*Dataset rows describing interfaces*
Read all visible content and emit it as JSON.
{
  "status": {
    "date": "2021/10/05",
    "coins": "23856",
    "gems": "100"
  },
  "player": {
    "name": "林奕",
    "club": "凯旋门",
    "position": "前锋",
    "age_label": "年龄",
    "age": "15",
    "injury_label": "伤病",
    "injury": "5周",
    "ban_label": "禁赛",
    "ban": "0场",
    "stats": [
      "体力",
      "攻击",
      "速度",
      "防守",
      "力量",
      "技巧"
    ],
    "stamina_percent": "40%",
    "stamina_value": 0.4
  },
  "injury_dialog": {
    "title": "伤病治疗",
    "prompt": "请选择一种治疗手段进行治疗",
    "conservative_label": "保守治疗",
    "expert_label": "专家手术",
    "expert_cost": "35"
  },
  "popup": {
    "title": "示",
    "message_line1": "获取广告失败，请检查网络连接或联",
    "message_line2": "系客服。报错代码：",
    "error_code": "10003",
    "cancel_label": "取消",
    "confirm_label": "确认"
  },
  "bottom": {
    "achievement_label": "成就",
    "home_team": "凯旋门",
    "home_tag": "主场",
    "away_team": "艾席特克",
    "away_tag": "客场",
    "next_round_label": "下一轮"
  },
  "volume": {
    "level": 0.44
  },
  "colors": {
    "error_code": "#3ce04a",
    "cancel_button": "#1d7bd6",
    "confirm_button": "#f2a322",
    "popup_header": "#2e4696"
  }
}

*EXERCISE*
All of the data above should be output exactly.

*RESPONSE*
Read all visible content and emit it as JSON.
{
  "status": {
    "date": "2021/10/05",
    "coins": "23856",
    "gems": "100"
  },
  "player": {
    "name": "林奕",
    "club": "凯旋门",
    "position": "前锋",
    "age_label": "年龄",
    "age": "15",
    "injury_label": "伤病",
    "injury": "5周",
    "ban_label": "禁赛",
    "ban": "0场",
    "stats": [
      "体力",
      "攻击",
      "速度",
      "防守",
      "力量",
      "技巧"
    ],
    "stamina_percent": "40%",
    "stamina_value": 0.4
  },
  "injury_dialog": {
    "title": "伤病治疗",
    "prompt": "请选择一种治疗手段进行治疗",
    "conservative_label": "保守治疗",
    "expert_label": "专家手术",
    "expert_cost": "35"
  },
  "popup": {
    "title": "示",
    "message_line1": "获取广告失败，请检查网络连接或联",
    "message_line2": "系客服。报错代码：",
    "error_code": "10003",
    "cancel_label": "取消",
    "confirm_label": "确认"
  },
  "bottom": {
    "achievement_label": "成就",
    "home_team": "凯旋门",
    "home_tag": "主场",
    "away_team": "艾席特克",
    "away_tag": "客场",
    "next_round_label": "下一轮"
  },
  "volume": {
    "level": 0.44
  },
  "colors": {
    "error_code": "#3ce04a",
    "cancel_button": "#1d7bd6",
    "confirm_button": "#f2a322",
    "popup_header": "#2e4696"
  }
}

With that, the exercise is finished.